Palmer, 36, has spent much of the past week thinking about Clay Aderholt, his best friend since their childhood days in Amarillo. Palmer served Tuesday as a pallbearer at Aderholt’s funeral in San Antonio, where he handed off a white golf cap bearing the initials “CA” on all four sides to Clay’s widow, Allison. It came with a special inscription for Reid, the couple’s 4-year-old son.
Palmer wore the hat during last week’s final round at The Players Championship in Ponte Vedra Beach, Fla., to honor Aderholt, 36, who died in a car wreck on the same day Palmer completed a first-round 67 at The Players. Palmer finished fifth in Florida. But after rolling in three putts of 30 feet or longer during a six-birdie, one-bogey round at the TPC Las Colinas, Palmer hopes to raise the stakes this week in Texas.
“We will always remember him,” Palmer said, summing up his emotional, seven-day journey. “Maybe we can honor him even more on Sunday afternoon.”
Based on recent results, Palmer certainly is in the right place. He tied for ninth last year in Irving and finished as the runner-up at the 2011 Nelson, which he lost in a playoff to Keegan Bradley.
Palmer credited much of his success to caddie James Edmondson, who pulled clubs for him throughout tournament week in both years. The duo opted for a fresh approach in 2011 because Palmer arrived at the first tee with a mental block about the TPC layout after six missed cuts and a tie for 73rd in his first seven career visits.
Edmondson, a Fort Worth resident and past club champion at Colonial Country Club, made different decisions in club selection and caused Palmer to rethink his approach to the course. He did it again Thursday. And it worked again. Palmer now has posted opening rounds of 65, 64 and 65 in his past three Nelson appearances and has developed a fondness for the place.
“We did this thing and it carries over each year,” Palmer said. “I’ve been able to keep that feeling. It seems to work here. It’s kind of a strange thing.”
But it’s a successful formula. And Palmer would love to have it carry him across the finish line Sunday, enabling him to honor his longtime companion from their days together at A&M and Amarillo High School.
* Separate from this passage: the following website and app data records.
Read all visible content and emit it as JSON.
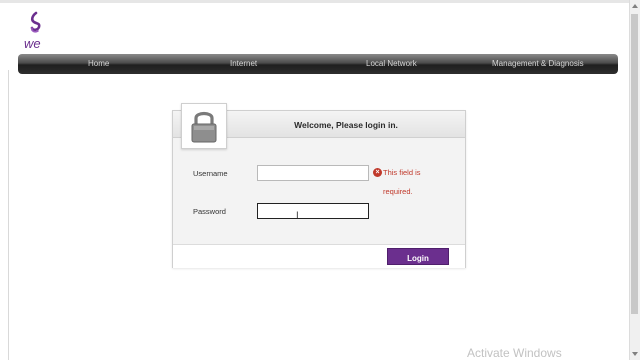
{
  "brand": {
    "logo_text": "we",
    "accent_color": "#6b2f8e"
  },
  "nav": {
    "items": [
      {
        "label": "Home"
      },
      {
        "label": "Internet"
      },
      {
        "label": "Local Network"
      },
      {
        "label": "Management & Diagnosis"
      }
    ]
  },
  "login": {
    "title": "Welcome, Please login in.",
    "icon": "padlock-icon",
    "username": {
      "label": "Username",
      "value": "",
      "placeholder": ""
    },
    "password": {
      "label": "Password",
      "value": "",
      "placeholder": ""
    },
    "error": {
      "icon": "error-x-icon",
      "line1": "This field is",
      "line2": "required.",
      "color": "#c0392b"
    },
    "button_label": "Login"
  },
  "overlay": {
    "watermark": "Activate Windows"
  }
}
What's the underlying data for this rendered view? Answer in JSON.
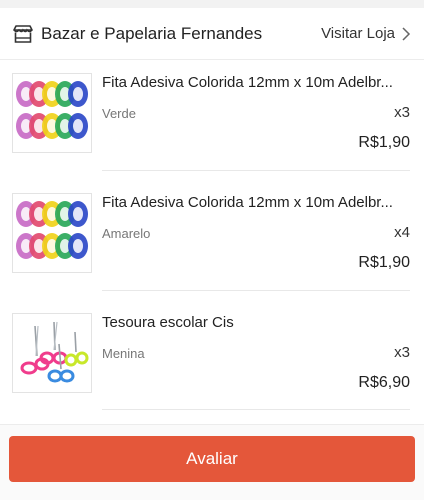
{
  "shop": {
    "name": "Bazar e Papelaria Fernandes",
    "visit_label": "Visitar Loja",
    "icon": "store-icon"
  },
  "items": [
    {
      "title": "Fita Adesiva Colorida 12mm x 10m Adelbr...",
      "variant": "Verde",
      "quantity": "x3",
      "price": "R$1,90",
      "image": "colored-tape-rolls"
    },
    {
      "title": "Fita Adesiva Colorida 12mm x 10m Adelbr...",
      "variant": "Amarelo",
      "quantity": "x4",
      "price": "R$1,90",
      "image": "colored-tape-rolls"
    },
    {
      "title": "Tesoura escolar Cis",
      "variant": "Menina",
      "quantity": "x3",
      "price": "R$6,90",
      "image": "school-scissors"
    }
  ],
  "footer": {
    "rate_label": "Avaliar"
  },
  "colors": {
    "accent": "#e4573a",
    "tape": [
      "#c86bc6",
      "#e24a6f",
      "#f0d21a",
      "#2aa85a",
      "#2c49c8"
    ],
    "scissors": [
      "#f03c8c",
      "#3a8be0",
      "#c8e82a"
    ]
  }
}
It is something Palmer has wanted to do since learning that Clay, a bank vice president, perished on impact when his SUV collided with the trailer of an 18-wheeler that jackknifed into oncoming traffic on a wet road. Palmer, a husband and father of two, flew back from Florida after Sunday’s final round, then on to San Antonio to be with Clay’s family and to serve as a pallbearer at Tuesday’s memorial service.
Although his heart has been heavy and he feels sleep-deprived, Palmer said he never considered skipping the Nelson.
“I think it was time for me to get back into the swing of things here,” Palmer said. “I was really slow and calm out there [Thursday], not much expression. I just tried to stay calm, relaxed all morning. I was probably half asleep, too. But I was confident with my swing.”
He was even more effective on the greens, draining birdie putts of 32 feet (No. 5), 31 feet (No. 17) and 30 feet (No. 9) to keep him within five strokes of Bradley, the first-round leader. After Palmer’s final birdie at No. 17, he turned to playing partner John Daly, who posted a 71.
“I giggled a little bit, and I said, ‘I’m sorry.’ Because he was banging it right and left and I was just making every putt,” said Palmer, who hopes his putting prowess is a preview of things to come over the next 54 holes.
“When you can get a low round on Thursday, you give yourself some breathing room,” Palmer said. “It’s nice going into Friday knowing you’re in contention. You don’t think about the cut. You worry about that round of golf and get to thinking about the weekend.”
And when he thinks about the weekend, Palmer thinks about how much he’d like to dedicate a victory to his fallen friend. But, first, he must finish another 54 holes at a place that suddenly is turning into one of his favorite courses on the PGA Tour.
“It’s starting to look better to my eye,” Palmer said. “Obviously, it didn’t look good at all for seven years. Now I can say I love this golf course.”
He’d love it even more Sunday if he could use the 18th green as the backdrop for an emotional, and timely, victory speech.